Lackey has Boston on a short leash


John Lackey had his bark and his bite Friday, earning a rare victory over the Boston Red Sox in a game that he might later remember for more than being the night he recorded his 1,000th career strikeout.

Angels Manager Mike Scioscia affectionately calls Lackey his lead dog, the pitcher who sets an example for the rest of the staff not only with his numbers but his effort.

Lackey had struggled against the Red Sox throughout his career, losing six of his first seven decisions and compiling a 6.27 earned-run average in his first 12 career appearances against them.


And that doesn’t count a six-inning outing in a loss to the Red Sox in last season’s American League division series, in which he gave up four runs and nine hits in the first loss of what would be a Boston sweep.

“It’s obvious these guys have been a challenge,” Scioscia said of Lackey’s troubles with the Red Sox. “They’re a challenge for a lot of guys.”

Lackey conquered that challenge Friday, helped by a superb infield defense that was everywhere and turned two double plays behind him to ease him out of jams.

The right-hander overcame a couple of misplaced pitches and lasted seven innings of the Angels’ 11-3 rout of the Red Sox at red-drenched Angel Stadium.

Though Scioscia said before the game that Lackey didn’t have to make any kind of statement with his performance, it sounded like one, anyway. Lackey (7-2) gave up three runs and five hits while striking out six, getting some breathing room only when the Angels scored four runs in the fifth and three in the sixth.

The second of his strikeouts was the 1,000th of his career, a fourth-inning foul tip by Kevin Youkilis on a curve ball.


That proved something about Lackey’s resolve too, because Youkilis had slammed a two-run home run in the second inning -- and Youkilis had come to bat in the fourth as the second batter after Manny Ramirez had tied the score, 3-3, by launching a home run deep into the right-center field seats.

Lackey liked reaching 1,000 strikeouts so much that he started on the next 1,000, getting Sean Casey on a called third strike to end the inning.

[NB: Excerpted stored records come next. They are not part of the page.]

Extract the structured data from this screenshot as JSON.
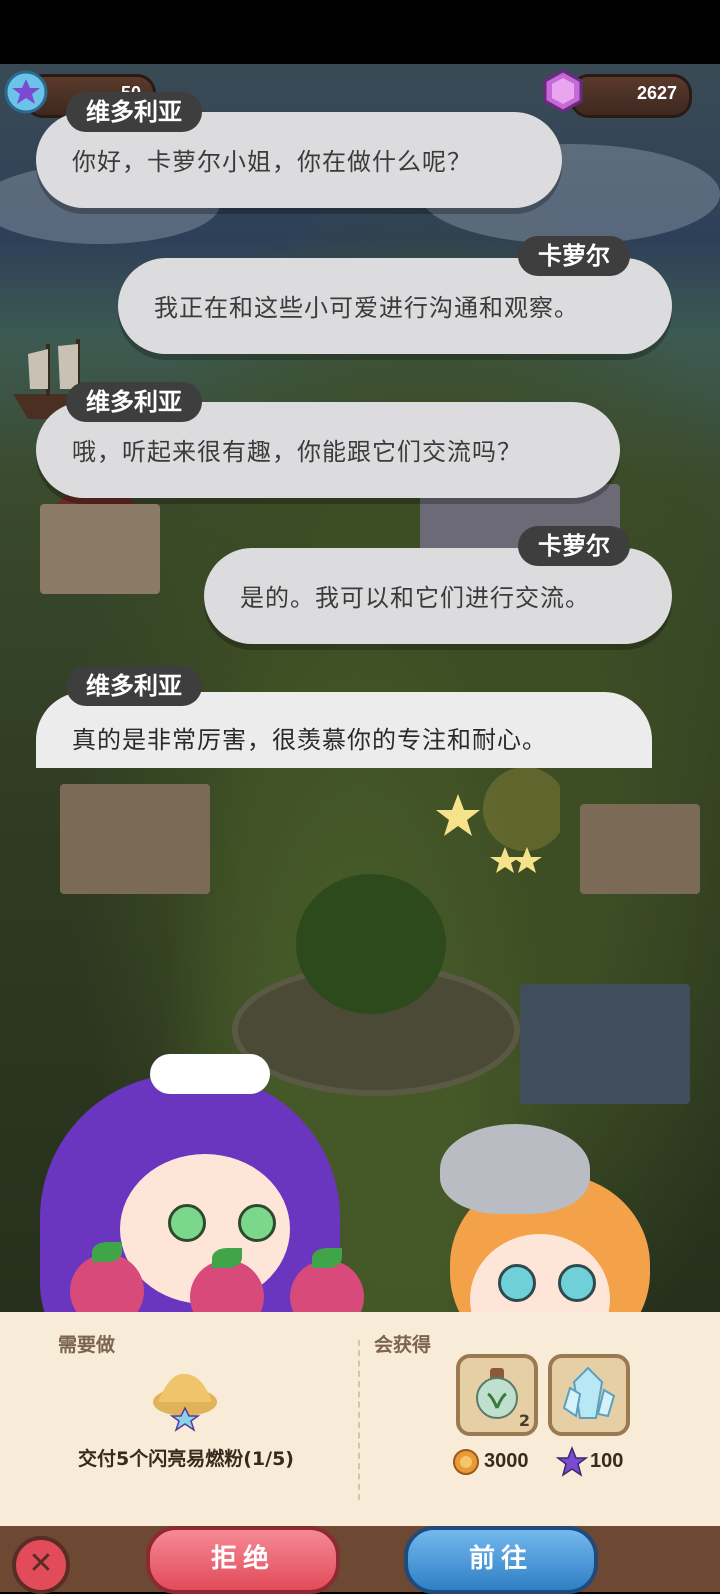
{
  "currency": {
    "stars": "50",
    "gems": "2627"
  },
  "dialogue": [
    {
      "speaker": "维多利亚",
      "text": "你好，卡萝尔小姐，你在做什么呢？"
    },
    {
      "speaker": "卡萝尔",
      "text": "我正在和这些小可爱进行沟通和观察。"
    },
    {
      "speaker": "维多利亚",
      "text": "哦，听起来很有趣，你能跟它们交流吗？"
    },
    {
      "speaker": "卡萝尔",
      "text": "是的。我可以和它们进行交流。"
    },
    {
      "speaker": "维多利亚",
      "text": "真的是非常厉害，很羡慕你的专注和耐心。"
    }
  ],
  "quest": {
    "need_label": "需要做",
    "task_text": "交付5个闪亮易燃粉(1/5)",
    "reward_label": "会获得",
    "reward_item_count": "2",
    "coins": "3000",
    "stars": "100"
  },
  "buttons": {
    "reject": "拒绝",
    "go": "前往",
    "close": "✕"
  },
  "colors": {
    "reject_button": "#e65a6a",
    "go_button": "#3a86c8",
    "panel": "#f8ecd8",
    "bubble": "#dcdcde",
    "nametag": "#3e3e3e"
  },
  "icons": [
    "star-currency-icon",
    "gem-icon",
    "powder-icon",
    "seed-bottle-icon",
    "crystal-icon",
    "coin-icon",
    "star-icon",
    "close-icon"
  ]
}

“It’s a long way from Nolan,” Lackey said, referring to Nolan Ryan’s major league record of 5,714 strikeouts.

Asked what he had done differently to change the pattern of his struggles against the Red Sox, Lackey assumed a serious expression.

“Let’s talk about tonight. How about that?” he said.

OK, let’s.

“It was great tonight. The guys scored a ton of runs and gave me room to work,” he said. “It was nice to pitch well after a couple of not-so-good ones in a row.”

In his previous start, on July 10, he gave up 15 hits -- that’s not a typo -- and six earned runs over 5 2/3 innings but didn’t get a decision in an eventual 11-10 Angels victory over Texas. Before that, on July 5, he gave up eight hits and five earned runs over six innings of a 7-5 loss to Toronto.


Scioscia praised Lackey’s aggressiveness, saying Lackey’s 3-and-1 fastball to Youkilis was not quite located where Lackey had wanted and that the first-pitch homer by Ramirez wasn’t quite away enough.

“Outside of that, he pitched terrific baseball,” Scioscia said. “That’s a deep lineup there and they’re going to make you work for outs. They can hit the ball out of any part of the ballpark as they showed tonight.

“Once John got his feet settled and got to the middle innings, his breaking pitches really came to life and he pitched a good game.”

Although Lackey said it would be “a little sticky” to read too much into one victory, it could turn out to be important for its psychological value to him and to the Angels.

Lackey hadn’t beaten the Red Sox since July 30, 2006, a six-inning, three-run outing in a 10-4 Angels victory. He was 0-2 against them last season, with an ugly 8.38 ERA.

For the Angels to have any hope of going deep in the playoffs, Lackey has to be able to beat the Red Sox. He must know that and the Red Sox must know it too.


The Angels aren’t going to enjoy many sprees like Friday’s 14-hit extravaganza. Pitching will be the heart of everything they do, along with the alert, crisp defense they played Friday.

Lackey must be a big part of that.

Since their 2002 World Series triumph, the Angels have been a good regular-season team but a so-so playoff team. They were swept by Boston in the 2004 ALDS, beat the Yankees in the 2005 ALDS but lost to the eventual World Series champion White Sox, and were swept by Boston last October.

If they’re going to last more than one round or two, Lackey must take charge and do what the lead dog should do:

Lead by example and with a fierce refusal to lose, as he did Friday.


Helene Elliott can be reached at To read previous columns by Elliott, go to